■ **Task requirements**: If a line of the records holds the word "name", copy it out.

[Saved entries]

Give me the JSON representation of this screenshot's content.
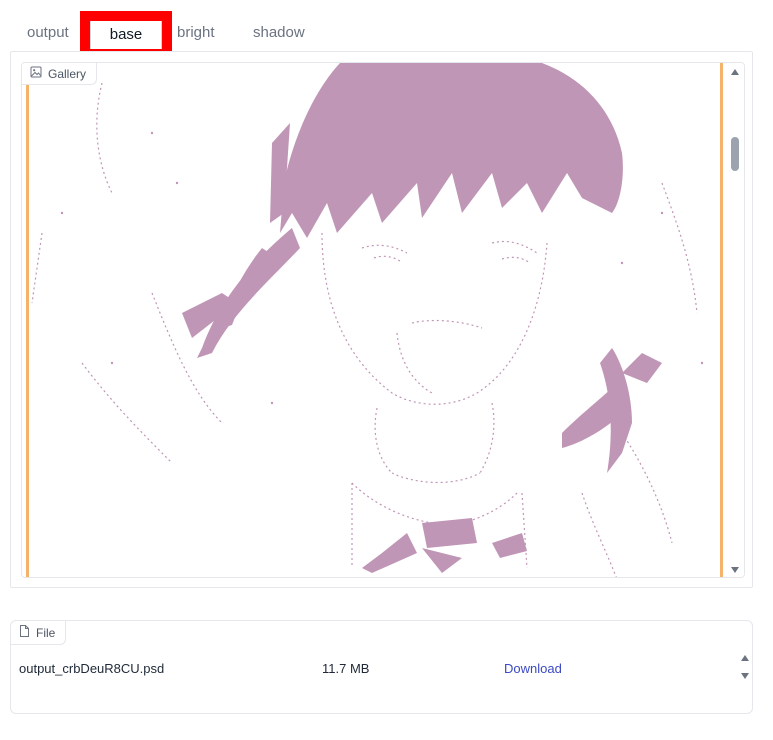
{
  "tabs": [
    {
      "label": "output"
    },
    {
      "label": "base"
    },
    {
      "label": "bright"
    },
    {
      "label": "shadow"
    }
  ],
  "selected_tab": "base",
  "gallery": {
    "label": "Gallery",
    "icon": "image-icon"
  },
  "file_panel": {
    "label": "File",
    "icon": "file-icon",
    "files": [
      {
        "name": "output_crbDeuR8CU.psd",
        "size": "11.7 MB",
        "action": "Download"
      }
    ]
  },
  "colors": {
    "highlight": "#ff0000",
    "accent_bar": "#f5b26b",
    "line_art": "#c096b6",
    "link": "#3b49c4"
  }
}
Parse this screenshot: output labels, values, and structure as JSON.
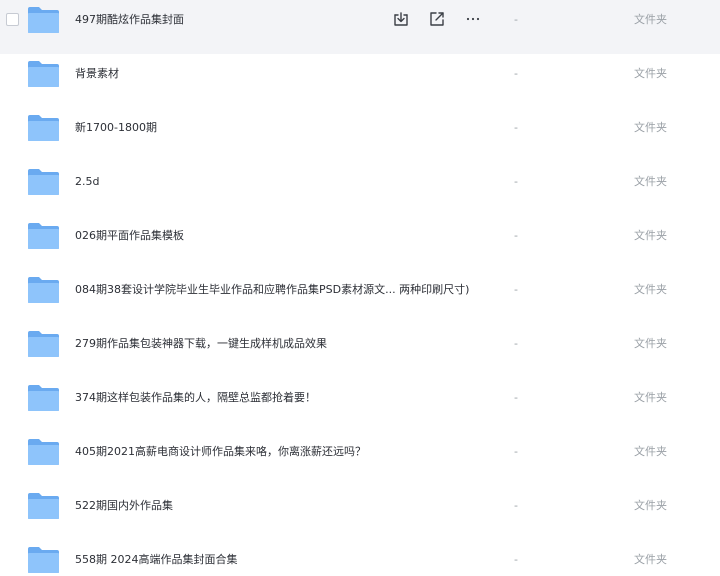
{
  "colors": {
    "folder_back": "#6aaaf0",
    "folder_front": "#8ec4fb",
    "hover_bg": "#f3f4f7",
    "muted_text": "#9aa0a6"
  },
  "row_actions": {
    "download_icon": "download-icon",
    "share_icon": "share-icon",
    "more_icon": "more-icon",
    "more_label": "···"
  },
  "files": [
    {
      "name": "497期酷炫作品集封面",
      "size": "-",
      "type": "文件夹",
      "icon": "folder-icon",
      "hovered": true
    },
    {
      "name": "背景素材",
      "size": "-",
      "type": "文件夹",
      "icon": "folder-icon"
    },
    {
      "name": "新1700-1800期",
      "size": "-",
      "type": "文件夹",
      "icon": "folder-icon"
    },
    {
      "name": "2.5d",
      "size": "-",
      "type": "文件夹",
      "icon": "folder-icon"
    },
    {
      "name": "026期平面作品集模板",
      "size": "-",
      "type": "文件夹",
      "icon": "folder-icon"
    },
    {
      "name": "084期38套设计学院毕业生毕业作品和应聘作品集PSD素材源文... 两种印刷尺寸)",
      "size": "-",
      "type": "文件夹",
      "icon": "folder-icon"
    },
    {
      "name": "279期作品集包装神器下载，一键生成样机成品效果",
      "size": "-",
      "type": "文件夹",
      "icon": "folder-icon"
    },
    {
      "name": "374期这样包装作品集的人，隔壁总监都抢着要！",
      "size": "-",
      "type": "文件夹",
      "icon": "folder-icon"
    },
    {
      "name": "405期2021高薪电商设计师作品集来咯，你离涨薪还远吗？",
      "size": "-",
      "type": "文件夹",
      "icon": "folder-icon"
    },
    {
      "name": "522期国内外作品集",
      "size": "-",
      "type": "文件夹",
      "icon": "folder-icon"
    },
    {
      "name": "558期 2024高端作品集封面合集",
      "size": "-",
      "type": "文件夹",
      "icon": "folder-icon"
    }
  ]
}
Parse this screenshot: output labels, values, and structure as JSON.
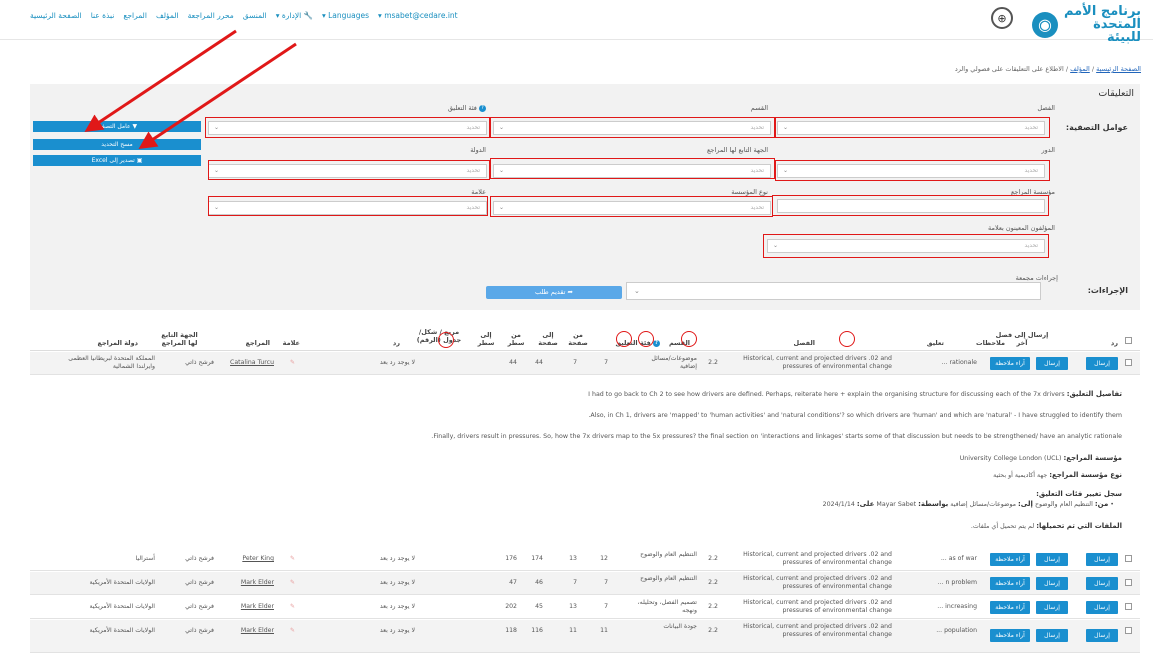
{
  "brand": {
    "line1": "برنامج الأمم",
    "line2": "المتحدة للبيئة",
    "logo_icon": "un-environment-logo-icon",
    "partner_icon": "ipbes-logo-icon"
  },
  "nav": {
    "items": [
      "الصفحة الرئيسية",
      "نبذة عنا",
      "المراجع",
      "المؤلف",
      "محرر المراجعة",
      "المنسق",
      "الإدارة",
      "Languages",
      "msabet@cedare.int"
    ],
    "admin_icon": "wrench-icon"
  },
  "breadcrumb": {
    "home": "الصفحة الرئيسية",
    "sep": "/",
    "author": "المؤلف",
    "current": "الاطلاع على التعليقات على فصولي والرد"
  },
  "panel": {
    "title": "التعليقات",
    "filters_label": "عوامل التصفية:",
    "actions_label": "الإجراءات:",
    "fields": {
      "chapter": "الفصل",
      "section": "القسم",
      "category": "فئة التعليق",
      "role": "الدور",
      "reviewer_body": "الجهة التابع لها المراجع",
      "country": "الدولة",
      "reviewer_org": "مؤسسة المراجع",
      "org_type": "نوع المؤسسة",
      "tag": "علامة",
      "assigned_authors": "المؤلفون المعينون بعلامة",
      "bulk_actions": "إجراءات مجمعة"
    },
    "placeholder": "تحديد",
    "buttons": {
      "apply": "عامل التصفية",
      "clear": "مسح التحديد",
      "export": "تصدير إلى Excel",
      "submit": "تقديم طلب"
    },
    "icons": {
      "filter": "filter-icon",
      "export": "excel-file-icon",
      "submit": "send-arrow-icon"
    }
  },
  "table": {
    "headers": {
      "reply": "رد",
      "send_chapter": "إرسال إلى فصل آخر",
      "notes": "ملاحظات",
      "comment": "تعليق",
      "chapter": "الفصل",
      "section": "القسم",
      "category": "فئة التعليق",
      "from_page": "من صفحة",
      "to_page": "إلى صفحة",
      "from_line": "من سطر",
      "to_line": "إلى سطر",
      "box": "مربع / شكل/جدول (الرقم)",
      "reply2": "رد",
      "tag": "علامة",
      "reviewer": "المراجع",
      "reviewer_body": "الجهة التابع لها المراجع",
      "reviewer_country": "دولة المراجع"
    },
    "send_btn": "إرسال",
    "notes_btn": "آراء ملاحظة",
    "rows": [
      {
        "comment": "rationale ...",
        "chapter": "Historical, current and projected drivers .02 and pressures of environmental change",
        "section": "2.2",
        "category": "موضوعات/مسائل إضافية",
        "from_page": "7",
        "to_page": "7",
        "from_line": "44",
        "to_line": "44",
        "reply": "لا يوجد رد بعد",
        "reviewer": "Catalina Turcu",
        "body": "فرشح ذاتي",
        "country": "المملكة المتحدة لبريطانيا العظمى وايرلندا الشمالية"
      },
      {
        "comment": "as of war ...",
        "chapter": "Historical, current and projected drivers .02 and pressures of environmental change",
        "section": "2.2",
        "category": "التنظيم العام والوضوح",
        "from_page": "12",
        "to_page": "13",
        "from_line": "174",
        "to_line": "176",
        "reply": "لا يوجد رد بعد",
        "reviewer": "Peter King",
        "body": "فرشح ذاتي",
        "country": "أستراليا"
      },
      {
        "comment": "n problem ...",
        "chapter": "Historical, current and projected drivers .02 and pressures of environmental change",
        "section": "2.2",
        "category": "التنظيم العام والوضوح",
        "from_page": "7",
        "to_page": "7",
        "from_line": "46",
        "to_line": "47",
        "reply": "لا يوجد رد بعد",
        "reviewer": "Mark Elder",
        "body": "فرشح ذاتي",
        "country": "الولايات المتحدة الأمريكية"
      },
      {
        "comment": "increasing ...",
        "chapter": "Historical, current and projected drivers .02 and pressures of environmental change",
        "section": "2.2",
        "category": "تصميم الفصل، وتحليله، ونهجه",
        "from_page": "7",
        "to_page": "13",
        "from_line": "45",
        "to_line": "202",
        "reply": "لا يوجد رد بعد",
        "reviewer": "Mark Elder",
        "body": "فرشح ذاتي",
        "country": "الولايات المتحدة الأمريكية"
      },
      {
        "comment": "population ...",
        "chapter": "Historical, current and projected drivers .02 and pressures of environmental change",
        "section": "2.2",
        "category": "جودة البيانات",
        "from_page": "11",
        "to_page": "11",
        "from_line": "116",
        "to_line": "118",
        "reply": "لا يوجد رد بعد",
        "reviewer": "Mark Elder",
        "body": "فرشح ذاتي",
        "country": "الولايات المتحدة الأمريكية"
      }
    ]
  },
  "details": {
    "label": "تفاصيل التعليق:",
    "line1": "I had to go back to Ch 2 to see how drivers are defined. Perhaps, reiterate here + explain the organising structure for discussing each of the 7x drivers",
    "line2": "Also, in Ch 1, drivers are 'mapped' to 'human activities' and 'natural conditions'? so which drivers are 'human' and which are 'natural' - I have struggled to identify them.",
    "line3": "Finally, drivers result in pressures. So, how the 7x drivers map to the 5x pressures? the final section on 'interactions and linkages' starts some of that discussion but needs to be strengthened/ have an analytic rationale.",
    "org_label": "مؤسسة المراجع:",
    "org_value": "University College London (UCL)",
    "org_type_label": "نوع مؤسسة المراجع:",
    "org_type_value": "جهة أكاديمية أو بحثية",
    "history_label": "سجل تغيير فئات التعليق:",
    "history_from_label": "من:",
    "history_from": "التنظيم العام والوضوح",
    "history_to_label": "إلى:",
    "history_to": "موضوعات/مسائل إضافية",
    "history_by_label": "بواسطة:",
    "history_by": "Mayar Sabet",
    "history_on_label": "على:",
    "history_on": "2024/1/14",
    "files_label": "الملفات التي تم تحميلها:",
    "files_value": "لم يتم تحميل أي ملفات."
  },
  "colors": {
    "brand": "#1a8fbf",
    "button": "#1a8fcf",
    "annotation": "#e01818"
  }
}
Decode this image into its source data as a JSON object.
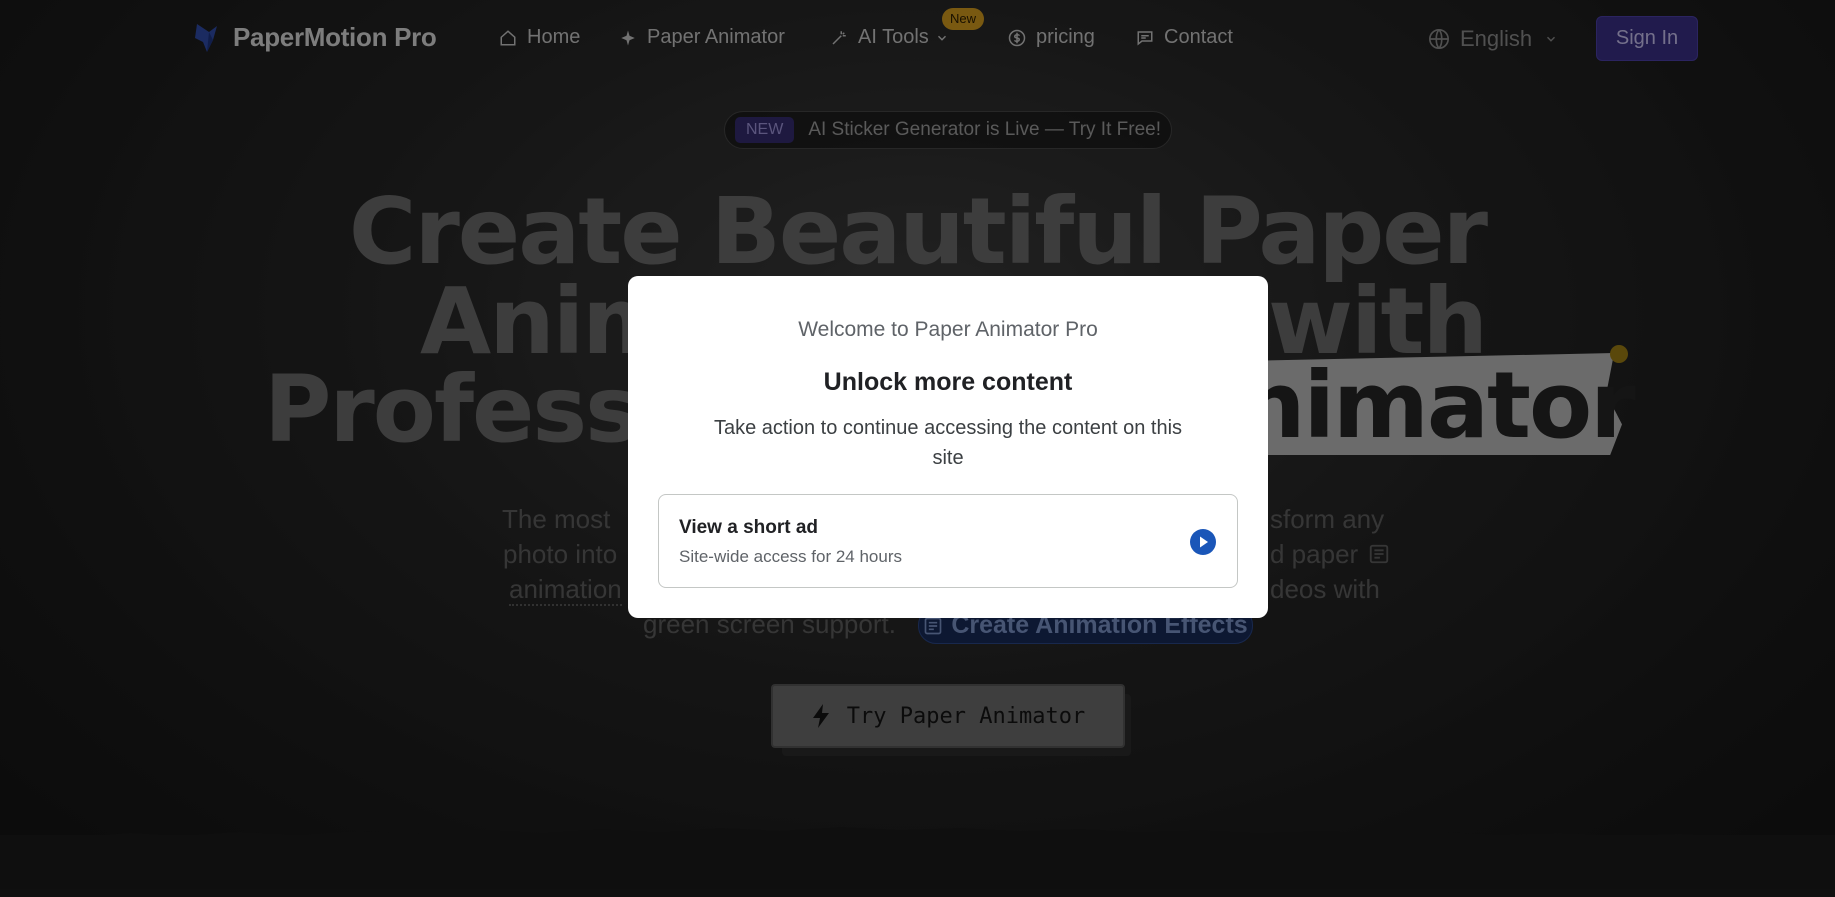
{
  "nav": {
    "brand": "PaperMotion Pro",
    "items": [
      {
        "label": "Home",
        "icon": "home-icon"
      },
      {
        "label": "Paper Animator",
        "icon": "sparkle-icon"
      },
      {
        "label": "AI Tools",
        "icon": "wand-icon",
        "badge": "New"
      },
      {
        "label": "pricing",
        "icon": "dollar-icon"
      },
      {
        "label": "Contact",
        "icon": "message-icon"
      }
    ],
    "language": "English",
    "signin": "Sign In"
  },
  "announcement": {
    "badge": "NEW",
    "text": "AI Sticker Generator is Live — Try It Free!"
  },
  "hero": {
    "line1": "Create Beautiful Paper",
    "line2_left": "Anim",
    "line2_right": "with",
    "line3_left": "Professi",
    "line3_sticker": "nimator",
    "desc_line1_left": "The most",
    "desc_line1_right": "sform any",
    "desc_line2_left": "photo into",
    "desc_line2_right": "d paper",
    "desc_line3_left": "animation",
    "desc_line3_right": "deos with",
    "desc_line4_left": "green screen support.",
    "effects_pill": "Create Animation Effects",
    "cta": "Try Paper Animator"
  },
  "modal": {
    "welcome": "Welcome to Paper Animator Pro",
    "title": "Unlock more content",
    "body": "Take action to continue accessing the content on this site",
    "option": {
      "title": "View a short ad",
      "subtitle": "Site-wide access for 24 hours",
      "icon": "play-icon"
    }
  },
  "colors": {
    "accent": "#3a2f86",
    "modal_play": "#1a56b8",
    "new_badge": "#d19a1e"
  }
}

■ **Response**:
        "name": "output_crbDeuR8CU.psd",
      "name": "497期酷炫作品集封面",
      "name": "背景素材",
      "name": "新1700-1800期",
      "name": "2.5d",
      "name": "026期平面作品集模板",
      "name": "084期38套设计学院毕业生毕业作品和应聘作品集PSD素材源文... 两种印刷尺寸)",
      "name": "279期作品集包装神器下载，一键生成样机成品效果",
      "name": "374期这样包装作品集的人，隔壁总监都抢着要！",
      "name": "405期2021高薪电商设计师作品集来咯，你离涨薪还远吗？",
      "name": "522期国内外作品集",
      "name": "558期 2024高端作品集封面合集",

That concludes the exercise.